Boston’s a city dear to my heart. I grew up just a couple of hours south, in Connecticut, a small state that straddles New York and New England; the best of both worlds. Boston, with its dozens of universities, is one of the best cities to earn your diploma, and your beer license in… and then on to New York for the soul-crushing experience of life in the real world.
Quincy Market, Paul Revere’s ride and the Freedom Trail, the JFK Library and the Aquarium were the big sights back then, but Beantown (it’s nickname), has come a long way. Those are all sights worth seeing, for sure, but Boston’s got a funky, new groove with a collection of spots to take in the green, and spend a bit of it, too.
The Rose Kennedy Greenway is perfect for a morning run to get acclimated with the city. It’s a 1.5 mile stretch of parks and public spaces, which includes the Charles River, opened four years ago as part of the 15 year Big Dig project. That’s right. 15 years! The Big Dig was a major construction project designed to create a smoother flow of traffic on the city’s main artery, Interstate 93, by putting it underground. It also sought to re-connect the waterfront and Boston’s North End (Little Italy) with the rest of the city. For road warriors, the city turned into urban warfare. Their reward? The Rose Kennedy Greenway, named after the Kennedy family matriarch.
The Massachusetts Horticultural Society designed the Greenway Gardens, which cover six acres and public art populates open spaces.
After taking in the scenery, it’s time to hit Boston’s gentrified South End. When I was in school, it had an artsy, off-beat feel to it, but was also where most students went looking for cheap rent. Now, it’s even more creative, and hosts the SoWa (South of Market) art and design market. Every Sunday, a changing group of artists, designers, chef and farmers hawk their goods, from gourmet food trucks, to clothing, jewellery, house wares, and produce. The market is sensory overload – in a good way.
What the market does best, is show off the innovative, entrepreneurial spirit of the city’s inhabitants. Emily Benson rolls up every week with her Fashion Truck, a mobile shop of curated clothing and accessories in a van turned boutique.
Two years ago, with a passion for fashion and visual merchandising, Emily considered pursuing a graduate degree. Instead, she took inspiration from the popular food truck trend and put her retail experience to use, fitting a van with dressing rooms, displays and carefully selected merchandise. Nothing she sells is mass-produced.
The Fashion Truck relocates to other areas the rest of the week, and hosts personalised shopping parties. The two-hour event takes place in a driveway, with the van door flung open, and refreshments all around.
SoWa also hosts a mobile vintage shop. From a 1954 Bellwood trailer, “Punky” sells her vintage clothing, jewellery and accessories.

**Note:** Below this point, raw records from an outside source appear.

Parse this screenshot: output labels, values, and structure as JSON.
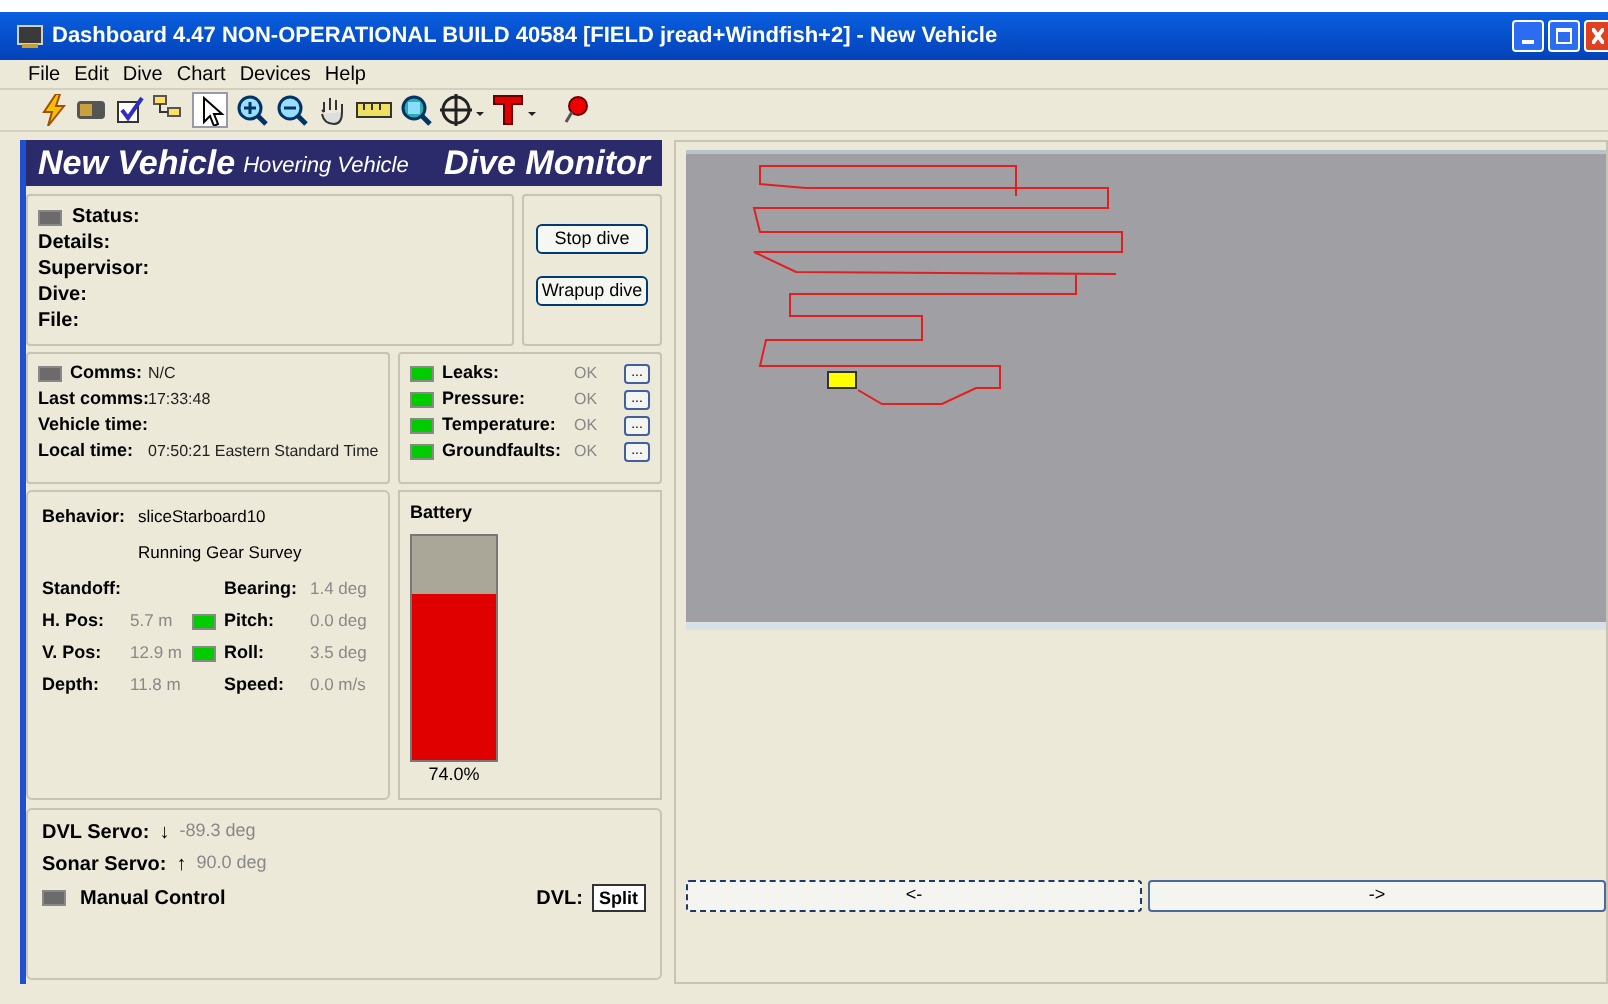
{
  "window": {
    "title": "Dashboard 4.47 NON-OPERATIONAL BUILD 40584 [FIELD jread+Windfish+2] - New Vehicle"
  },
  "menu": [
    "File",
    "Edit",
    "Dive",
    "Chart",
    "Devices",
    "Help"
  ],
  "header": {
    "vehicle": "New Vehicle",
    "vehicle_type": "Hovering Vehicle",
    "mode": "Dive Monitor"
  },
  "status": {
    "indicator_on": false,
    "fields": [
      {
        "label": "Status:"
      },
      {
        "label": "Details:"
      },
      {
        "label": "Supervisor:"
      },
      {
        "label": "Dive:"
      },
      {
        "label": "File:"
      }
    ],
    "buttons": [
      "Stop dive",
      "Wrapup dive"
    ]
  },
  "comms": {
    "indicator_on": false,
    "rows": [
      {
        "label": "Comms:",
        "value": "N/C"
      },
      {
        "label": "Last comms:",
        "value": "17:33:48"
      },
      {
        "label": "Vehicle time:"
      },
      {
        "label": "Local time:",
        "value": "07:50:21 Eastern Standard Time"
      }
    ]
  },
  "alarms": [
    {
      "label": "Leaks:",
      "value": "OK",
      "color": "#00cc00",
      "button": "..."
    },
    {
      "label": "Pressure:",
      "value": "OK",
      "color": "#00cc00",
      "button": "..."
    },
    {
      "label": "Temperature:",
      "value": "OK",
      "color": "#00cc00",
      "button": "..."
    },
    {
      "label": "Groundfaults:",
      "value": "OK",
      "color": "#00cc00",
      "button": "..."
    }
  ],
  "behavior": {
    "label": "Behavior:",
    "value": "sliceStarboard10",
    "description": "Running Gear Survey",
    "left": [
      {
        "label": "Standoff:"
      },
      {
        "label": "H. Pos:",
        "value": "5.7 m",
        "color": "#00cc00"
      },
      {
        "label": "V. Pos:",
        "value": "12.9 m",
        "color": "#00cc00"
      },
      {
        "label": "Depth:",
        "value": "11.8 m"
      }
    ],
    "right": [
      {
        "label": "Bearing:",
        "value": "1.4 deg"
      },
      {
        "label": "Pitch:",
        "value": "0.0 deg"
      },
      {
        "label": "Roll:",
        "value": "3.5 deg"
      },
      {
        "label": "Speed:",
        "value": "0.0 m/s"
      }
    ]
  },
  "battery": {
    "title": "Battery",
    "level": 0.74,
    "reading": "74.0%"
  },
  "servos": [
    {
      "label": "DVL Servo:",
      "arrow": "↓",
      "value": "-89.3 deg"
    },
    {
      "label": "Sonar Servo:",
      "arrow": "↑",
      "value": "90.0 deg"
    }
  ],
  "manual_control": {
    "label": "Manual Control",
    "on": false
  },
  "dvl": {
    "label": "DVL:",
    "button": "Split"
  },
  "nav_buttons": [
    {
      "label": "<-",
      "focused": true
    },
    {
      "label": "->",
      "focused": false
    }
  ]
}
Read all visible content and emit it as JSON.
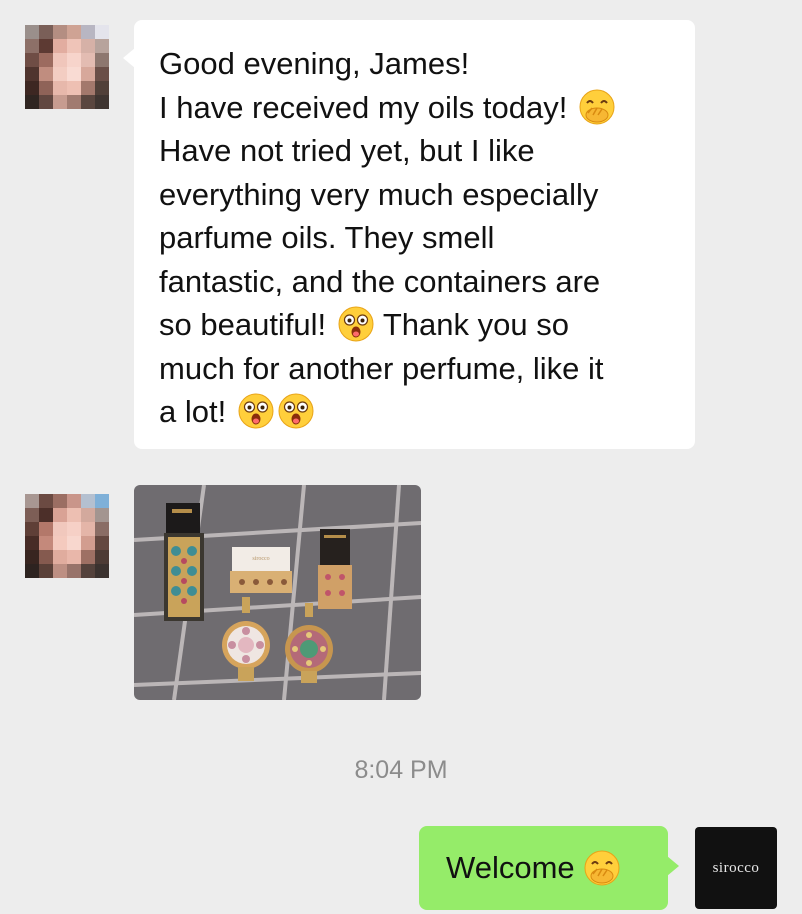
{
  "messages": [
    {
      "from": "customer",
      "lines": [
        "Good evening, James!",
        "I have received my oils today!",
        "Have not tried yet, but I like",
        "everything very much especially",
        "parfume oils. They smell",
        "fantastic, and the containers are",
        "so beautiful!",
        "Thank you so",
        "much for another perfume, like it",
        "a lot!"
      ],
      "emojis": [
        "face-with-hand-over-mouth",
        "astonished-face",
        "astonished-face",
        "astonished-face"
      ]
    },
    {
      "from": "customer",
      "type": "image",
      "image_desc": "photo-of-perfume-oil-bottles-and-boxes"
    }
  ],
  "timestamp": "8:04 PM",
  "reply": {
    "text": "Welcome",
    "emoji": "face-with-hand-over-mouth"
  },
  "brand_avatar_text": "sirocco",
  "colors": {
    "background": "#ededed",
    "incoming_bubble": "#ffffff",
    "outgoing_bubble": "#95ec69",
    "timestamp": "#8c8c8c"
  }
}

Sure, there’s lots more to see in Boston. But if you’ve ticked the guidebook list, or fancy an alternative tour, make sure you include a Sunday visit to the church of SoWa and clear your head alongside the Charles.